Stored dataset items
--- START ---
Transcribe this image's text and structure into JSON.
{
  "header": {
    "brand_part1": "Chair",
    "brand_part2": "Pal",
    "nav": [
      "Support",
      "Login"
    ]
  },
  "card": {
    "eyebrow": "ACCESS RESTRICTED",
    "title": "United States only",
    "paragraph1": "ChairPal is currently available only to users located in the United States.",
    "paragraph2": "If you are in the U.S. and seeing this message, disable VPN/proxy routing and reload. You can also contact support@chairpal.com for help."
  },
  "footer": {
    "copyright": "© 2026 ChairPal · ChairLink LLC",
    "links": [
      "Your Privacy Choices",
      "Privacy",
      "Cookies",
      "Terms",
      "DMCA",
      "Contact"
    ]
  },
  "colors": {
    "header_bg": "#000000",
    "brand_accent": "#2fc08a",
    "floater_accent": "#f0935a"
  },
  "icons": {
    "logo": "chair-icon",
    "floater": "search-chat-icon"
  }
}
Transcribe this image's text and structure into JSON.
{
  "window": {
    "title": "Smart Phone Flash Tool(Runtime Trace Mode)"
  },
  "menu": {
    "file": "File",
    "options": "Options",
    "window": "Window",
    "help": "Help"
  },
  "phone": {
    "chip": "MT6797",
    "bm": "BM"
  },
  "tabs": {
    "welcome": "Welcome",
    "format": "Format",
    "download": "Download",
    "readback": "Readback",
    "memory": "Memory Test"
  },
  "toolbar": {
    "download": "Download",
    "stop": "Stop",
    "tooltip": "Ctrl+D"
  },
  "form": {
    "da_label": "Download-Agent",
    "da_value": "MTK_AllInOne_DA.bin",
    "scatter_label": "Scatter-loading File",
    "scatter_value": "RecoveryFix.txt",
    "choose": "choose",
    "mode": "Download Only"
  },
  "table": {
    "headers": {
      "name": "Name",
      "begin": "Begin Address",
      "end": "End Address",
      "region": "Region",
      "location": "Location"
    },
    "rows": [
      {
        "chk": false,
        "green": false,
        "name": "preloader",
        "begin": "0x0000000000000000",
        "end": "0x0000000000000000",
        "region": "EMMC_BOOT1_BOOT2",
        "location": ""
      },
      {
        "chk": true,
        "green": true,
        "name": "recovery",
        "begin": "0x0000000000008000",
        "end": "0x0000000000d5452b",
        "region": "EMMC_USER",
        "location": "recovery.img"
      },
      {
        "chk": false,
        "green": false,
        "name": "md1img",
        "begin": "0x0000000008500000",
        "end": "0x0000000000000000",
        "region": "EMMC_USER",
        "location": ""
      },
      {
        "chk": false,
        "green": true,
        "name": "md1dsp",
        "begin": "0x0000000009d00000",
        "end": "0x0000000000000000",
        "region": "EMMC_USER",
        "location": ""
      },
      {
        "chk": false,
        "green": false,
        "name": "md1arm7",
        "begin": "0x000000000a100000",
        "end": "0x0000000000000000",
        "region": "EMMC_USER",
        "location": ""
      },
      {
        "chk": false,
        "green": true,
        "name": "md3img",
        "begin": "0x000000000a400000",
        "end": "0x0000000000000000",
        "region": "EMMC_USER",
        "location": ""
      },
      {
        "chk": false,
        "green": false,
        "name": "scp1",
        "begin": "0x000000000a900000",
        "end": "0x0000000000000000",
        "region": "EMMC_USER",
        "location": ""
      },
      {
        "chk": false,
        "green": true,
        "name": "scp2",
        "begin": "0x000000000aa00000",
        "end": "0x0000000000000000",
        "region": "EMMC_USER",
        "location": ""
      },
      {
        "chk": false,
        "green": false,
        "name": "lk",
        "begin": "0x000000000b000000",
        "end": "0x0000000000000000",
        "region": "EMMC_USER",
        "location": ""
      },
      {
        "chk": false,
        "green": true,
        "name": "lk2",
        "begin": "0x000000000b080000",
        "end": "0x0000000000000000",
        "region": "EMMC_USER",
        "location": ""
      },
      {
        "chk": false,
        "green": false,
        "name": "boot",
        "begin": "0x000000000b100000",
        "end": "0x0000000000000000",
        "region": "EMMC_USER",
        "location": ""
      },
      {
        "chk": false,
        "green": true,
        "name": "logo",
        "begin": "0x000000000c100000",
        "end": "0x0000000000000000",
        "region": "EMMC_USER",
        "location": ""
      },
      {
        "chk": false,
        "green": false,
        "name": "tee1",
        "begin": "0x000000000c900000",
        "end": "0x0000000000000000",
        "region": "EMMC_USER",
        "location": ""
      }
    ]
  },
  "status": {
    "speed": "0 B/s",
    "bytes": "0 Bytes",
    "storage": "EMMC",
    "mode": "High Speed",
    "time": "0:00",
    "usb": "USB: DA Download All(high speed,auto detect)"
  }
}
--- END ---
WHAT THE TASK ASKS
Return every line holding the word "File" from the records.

RESULT OF THIS TASK
    "file": "File",
    "scatter_label": "Scatter-loading File",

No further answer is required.